PROBLEM DETAILS:
Only lines that contain the string "Main" should be returned from the material below.

RECORDS SUPPLIED:
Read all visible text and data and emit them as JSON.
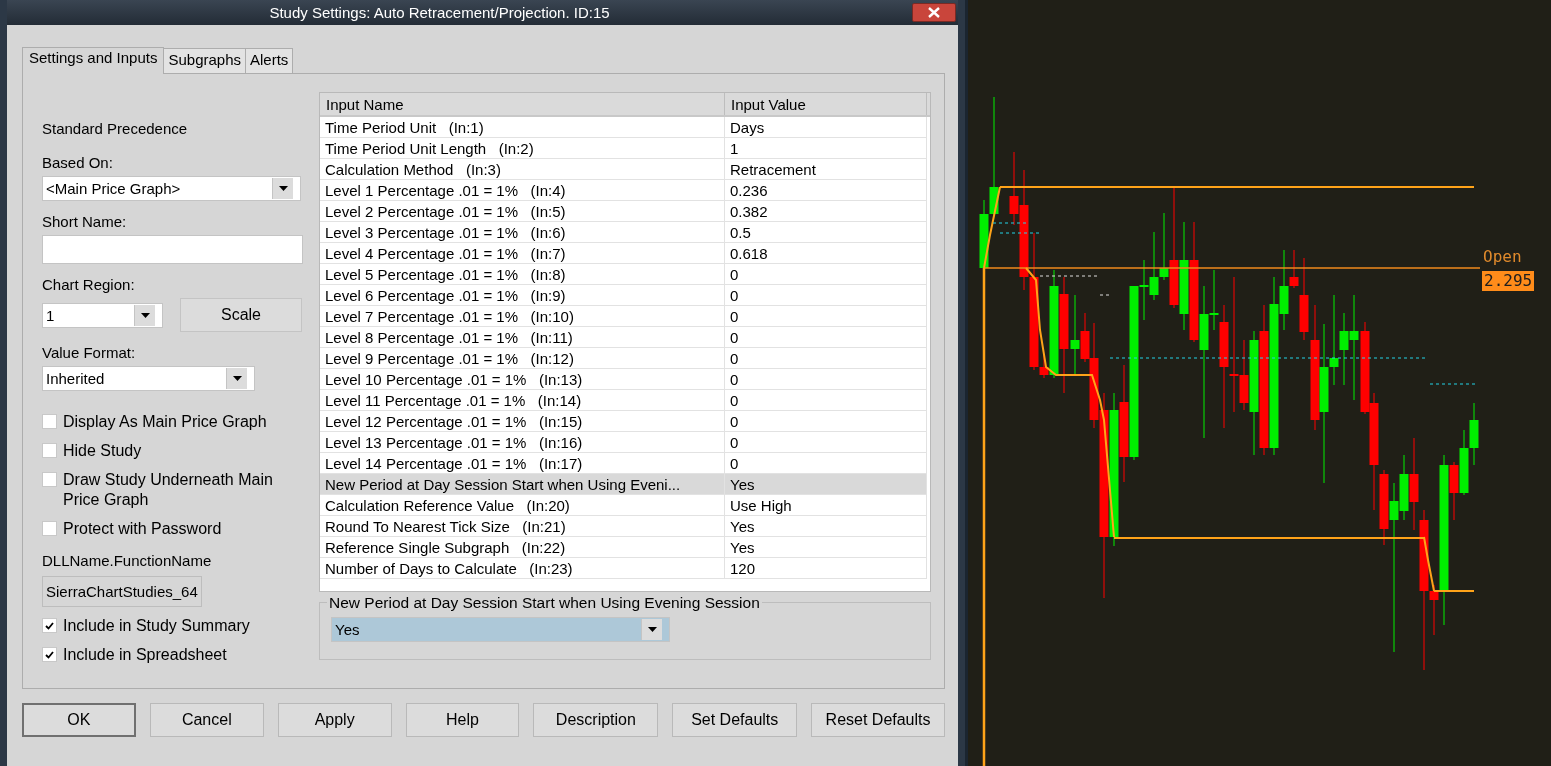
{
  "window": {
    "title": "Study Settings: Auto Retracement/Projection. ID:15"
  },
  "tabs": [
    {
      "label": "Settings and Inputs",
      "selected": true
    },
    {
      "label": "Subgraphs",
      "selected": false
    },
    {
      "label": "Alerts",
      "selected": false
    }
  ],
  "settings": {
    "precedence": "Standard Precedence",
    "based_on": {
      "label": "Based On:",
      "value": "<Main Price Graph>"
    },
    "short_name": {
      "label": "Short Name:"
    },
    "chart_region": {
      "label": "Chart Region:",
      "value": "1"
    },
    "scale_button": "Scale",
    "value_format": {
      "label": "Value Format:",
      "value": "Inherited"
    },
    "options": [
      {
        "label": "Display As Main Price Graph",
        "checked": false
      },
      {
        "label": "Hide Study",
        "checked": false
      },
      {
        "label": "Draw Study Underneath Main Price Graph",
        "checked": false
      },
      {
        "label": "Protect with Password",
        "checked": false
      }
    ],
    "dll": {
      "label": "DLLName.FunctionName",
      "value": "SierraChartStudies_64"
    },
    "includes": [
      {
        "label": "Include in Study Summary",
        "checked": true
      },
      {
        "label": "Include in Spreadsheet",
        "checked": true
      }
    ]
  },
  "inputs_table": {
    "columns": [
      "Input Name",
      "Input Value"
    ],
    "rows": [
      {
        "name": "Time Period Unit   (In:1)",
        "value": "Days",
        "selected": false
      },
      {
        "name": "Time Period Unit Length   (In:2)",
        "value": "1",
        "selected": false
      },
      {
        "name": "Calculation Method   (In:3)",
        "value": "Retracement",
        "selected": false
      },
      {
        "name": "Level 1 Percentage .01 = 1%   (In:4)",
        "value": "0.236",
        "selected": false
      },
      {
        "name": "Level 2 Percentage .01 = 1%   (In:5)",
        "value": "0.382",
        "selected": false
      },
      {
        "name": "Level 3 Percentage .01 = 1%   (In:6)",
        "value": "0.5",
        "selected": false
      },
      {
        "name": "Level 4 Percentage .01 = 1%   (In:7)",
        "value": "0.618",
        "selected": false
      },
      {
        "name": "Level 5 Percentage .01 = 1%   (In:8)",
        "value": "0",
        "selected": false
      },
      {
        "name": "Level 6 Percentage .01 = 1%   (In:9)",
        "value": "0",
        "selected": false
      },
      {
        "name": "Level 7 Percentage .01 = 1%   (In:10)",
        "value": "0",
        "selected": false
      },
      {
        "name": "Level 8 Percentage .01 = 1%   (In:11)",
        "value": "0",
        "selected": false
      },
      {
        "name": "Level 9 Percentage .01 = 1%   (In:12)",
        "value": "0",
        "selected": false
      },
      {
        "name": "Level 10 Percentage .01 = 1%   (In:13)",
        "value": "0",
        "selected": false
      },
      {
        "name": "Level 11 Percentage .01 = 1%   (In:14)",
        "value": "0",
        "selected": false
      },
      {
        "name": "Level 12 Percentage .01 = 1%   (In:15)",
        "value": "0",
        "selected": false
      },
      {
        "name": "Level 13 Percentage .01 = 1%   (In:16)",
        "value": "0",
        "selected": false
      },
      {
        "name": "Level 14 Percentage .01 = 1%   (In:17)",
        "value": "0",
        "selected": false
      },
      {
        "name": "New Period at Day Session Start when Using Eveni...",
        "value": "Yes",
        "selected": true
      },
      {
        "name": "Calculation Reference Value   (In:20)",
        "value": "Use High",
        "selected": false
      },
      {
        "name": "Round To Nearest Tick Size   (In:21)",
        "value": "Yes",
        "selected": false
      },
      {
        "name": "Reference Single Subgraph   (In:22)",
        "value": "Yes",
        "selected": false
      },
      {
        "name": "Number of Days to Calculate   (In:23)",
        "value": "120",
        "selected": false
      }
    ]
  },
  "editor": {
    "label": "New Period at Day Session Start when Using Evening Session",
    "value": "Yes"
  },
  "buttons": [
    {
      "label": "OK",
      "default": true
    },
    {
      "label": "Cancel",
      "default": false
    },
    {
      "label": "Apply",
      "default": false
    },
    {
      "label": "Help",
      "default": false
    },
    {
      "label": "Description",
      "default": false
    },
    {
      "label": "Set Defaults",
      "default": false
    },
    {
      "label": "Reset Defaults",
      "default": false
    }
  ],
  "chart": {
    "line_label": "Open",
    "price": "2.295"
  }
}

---

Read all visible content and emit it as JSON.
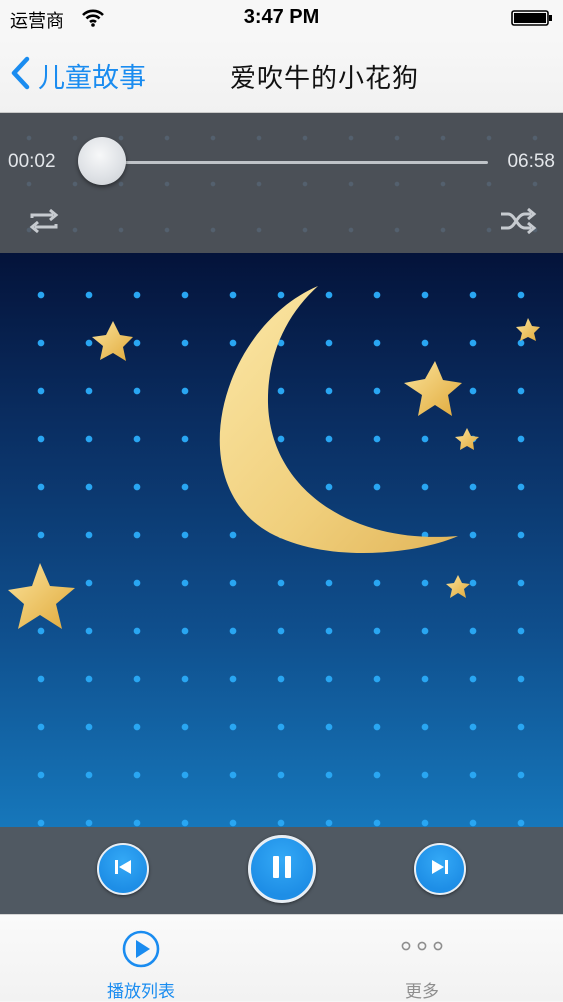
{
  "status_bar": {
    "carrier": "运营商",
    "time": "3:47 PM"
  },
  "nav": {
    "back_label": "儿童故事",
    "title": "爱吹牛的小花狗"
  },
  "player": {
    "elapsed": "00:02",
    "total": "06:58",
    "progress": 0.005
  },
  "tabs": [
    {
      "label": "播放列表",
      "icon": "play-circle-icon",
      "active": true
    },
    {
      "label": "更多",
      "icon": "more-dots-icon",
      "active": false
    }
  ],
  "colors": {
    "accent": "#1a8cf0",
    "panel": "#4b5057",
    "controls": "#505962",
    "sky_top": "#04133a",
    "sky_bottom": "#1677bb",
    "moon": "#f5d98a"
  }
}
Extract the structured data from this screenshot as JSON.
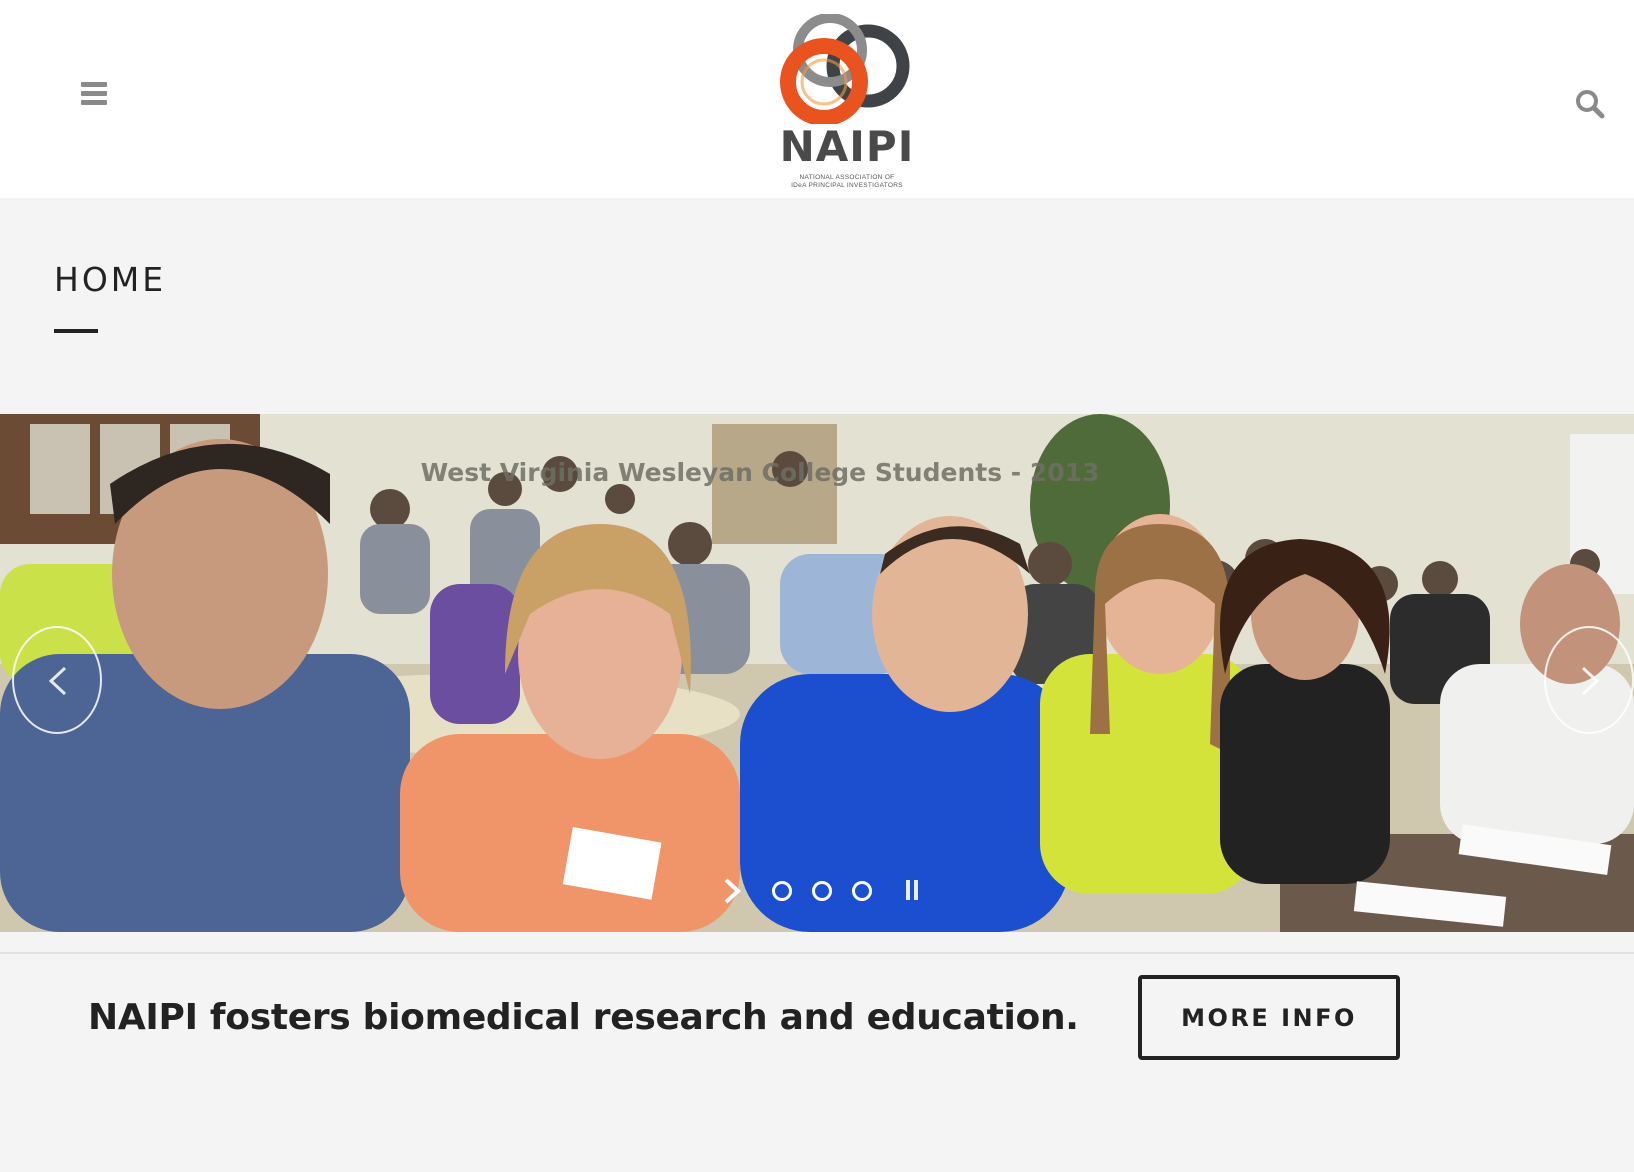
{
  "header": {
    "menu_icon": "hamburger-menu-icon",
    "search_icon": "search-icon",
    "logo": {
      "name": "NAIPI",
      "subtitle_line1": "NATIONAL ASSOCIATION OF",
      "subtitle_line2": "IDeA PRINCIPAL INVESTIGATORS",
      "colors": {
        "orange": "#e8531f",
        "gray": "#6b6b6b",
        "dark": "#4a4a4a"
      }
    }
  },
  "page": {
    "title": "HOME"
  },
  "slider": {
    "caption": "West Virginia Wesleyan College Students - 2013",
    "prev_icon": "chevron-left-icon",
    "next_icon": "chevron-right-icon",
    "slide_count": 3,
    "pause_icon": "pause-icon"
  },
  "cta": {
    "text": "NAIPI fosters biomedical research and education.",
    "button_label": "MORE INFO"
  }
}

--

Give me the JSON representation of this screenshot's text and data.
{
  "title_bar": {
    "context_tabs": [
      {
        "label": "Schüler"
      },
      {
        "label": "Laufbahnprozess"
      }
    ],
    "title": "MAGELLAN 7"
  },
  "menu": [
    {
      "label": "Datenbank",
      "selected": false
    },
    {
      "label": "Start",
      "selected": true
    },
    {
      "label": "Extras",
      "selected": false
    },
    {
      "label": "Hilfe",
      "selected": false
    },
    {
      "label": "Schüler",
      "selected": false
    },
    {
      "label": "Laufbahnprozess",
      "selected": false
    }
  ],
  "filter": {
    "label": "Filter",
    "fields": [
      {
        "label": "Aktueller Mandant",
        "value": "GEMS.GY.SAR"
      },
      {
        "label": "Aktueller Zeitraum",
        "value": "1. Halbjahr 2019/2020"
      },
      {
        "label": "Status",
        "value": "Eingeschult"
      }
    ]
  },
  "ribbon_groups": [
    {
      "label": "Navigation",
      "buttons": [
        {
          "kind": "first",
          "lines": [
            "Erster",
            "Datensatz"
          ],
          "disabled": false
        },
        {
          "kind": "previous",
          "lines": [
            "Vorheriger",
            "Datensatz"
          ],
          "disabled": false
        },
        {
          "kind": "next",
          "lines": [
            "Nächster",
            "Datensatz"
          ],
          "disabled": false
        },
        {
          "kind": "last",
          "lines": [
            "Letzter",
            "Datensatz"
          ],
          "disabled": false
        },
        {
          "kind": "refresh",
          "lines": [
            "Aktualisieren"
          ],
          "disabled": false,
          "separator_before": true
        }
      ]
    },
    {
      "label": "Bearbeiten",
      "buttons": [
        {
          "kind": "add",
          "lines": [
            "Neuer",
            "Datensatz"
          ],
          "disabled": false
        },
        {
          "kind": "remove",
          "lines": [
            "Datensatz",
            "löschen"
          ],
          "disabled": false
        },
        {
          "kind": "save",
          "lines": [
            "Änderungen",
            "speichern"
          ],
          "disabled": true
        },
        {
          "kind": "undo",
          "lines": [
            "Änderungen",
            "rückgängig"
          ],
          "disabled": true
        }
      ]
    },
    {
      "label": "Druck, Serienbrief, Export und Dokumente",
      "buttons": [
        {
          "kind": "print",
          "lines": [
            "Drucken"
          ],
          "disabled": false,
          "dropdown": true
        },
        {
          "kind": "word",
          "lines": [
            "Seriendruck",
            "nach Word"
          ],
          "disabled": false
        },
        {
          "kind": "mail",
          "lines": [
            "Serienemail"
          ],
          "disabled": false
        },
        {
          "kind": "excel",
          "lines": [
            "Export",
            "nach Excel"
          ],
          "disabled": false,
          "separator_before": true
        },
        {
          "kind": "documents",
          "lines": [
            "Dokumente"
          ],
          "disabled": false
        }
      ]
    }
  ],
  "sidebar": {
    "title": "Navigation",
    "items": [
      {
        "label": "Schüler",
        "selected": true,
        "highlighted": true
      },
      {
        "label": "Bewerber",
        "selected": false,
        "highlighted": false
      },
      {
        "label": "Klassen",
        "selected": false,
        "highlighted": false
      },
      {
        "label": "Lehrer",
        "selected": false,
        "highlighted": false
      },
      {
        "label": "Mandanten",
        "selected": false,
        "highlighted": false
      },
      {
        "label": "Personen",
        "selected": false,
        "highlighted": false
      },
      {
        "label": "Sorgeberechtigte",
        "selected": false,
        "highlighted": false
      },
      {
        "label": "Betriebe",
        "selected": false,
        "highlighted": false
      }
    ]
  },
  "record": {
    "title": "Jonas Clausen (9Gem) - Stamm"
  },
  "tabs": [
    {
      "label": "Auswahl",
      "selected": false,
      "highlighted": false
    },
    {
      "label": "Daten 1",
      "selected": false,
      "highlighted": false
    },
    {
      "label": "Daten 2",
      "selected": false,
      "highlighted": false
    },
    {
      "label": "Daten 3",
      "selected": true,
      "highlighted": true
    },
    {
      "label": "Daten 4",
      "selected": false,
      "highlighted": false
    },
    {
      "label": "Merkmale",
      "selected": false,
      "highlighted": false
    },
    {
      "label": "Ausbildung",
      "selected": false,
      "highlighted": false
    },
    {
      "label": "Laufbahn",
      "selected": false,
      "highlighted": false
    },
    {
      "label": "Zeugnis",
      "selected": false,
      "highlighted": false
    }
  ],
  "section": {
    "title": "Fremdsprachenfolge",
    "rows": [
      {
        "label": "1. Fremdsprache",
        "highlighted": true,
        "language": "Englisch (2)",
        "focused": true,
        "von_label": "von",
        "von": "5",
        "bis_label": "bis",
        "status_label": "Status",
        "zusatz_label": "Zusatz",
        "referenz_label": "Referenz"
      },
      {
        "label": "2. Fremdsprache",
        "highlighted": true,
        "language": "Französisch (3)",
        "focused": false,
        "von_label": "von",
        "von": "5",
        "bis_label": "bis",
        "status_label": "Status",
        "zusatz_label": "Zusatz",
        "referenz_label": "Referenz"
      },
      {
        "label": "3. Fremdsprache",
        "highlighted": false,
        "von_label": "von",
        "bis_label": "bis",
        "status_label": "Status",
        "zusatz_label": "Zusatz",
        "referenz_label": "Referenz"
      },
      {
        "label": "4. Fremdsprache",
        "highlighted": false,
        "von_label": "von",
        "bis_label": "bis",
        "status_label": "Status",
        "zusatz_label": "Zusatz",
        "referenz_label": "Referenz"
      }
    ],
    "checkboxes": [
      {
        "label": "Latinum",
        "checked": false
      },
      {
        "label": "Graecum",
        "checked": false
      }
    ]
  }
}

RESPONSE:
      "value": "<Main Price Graph>"
        "label": "Display As Main Price Graph",
        "label": "Draw Study Underneath Main Price Graph",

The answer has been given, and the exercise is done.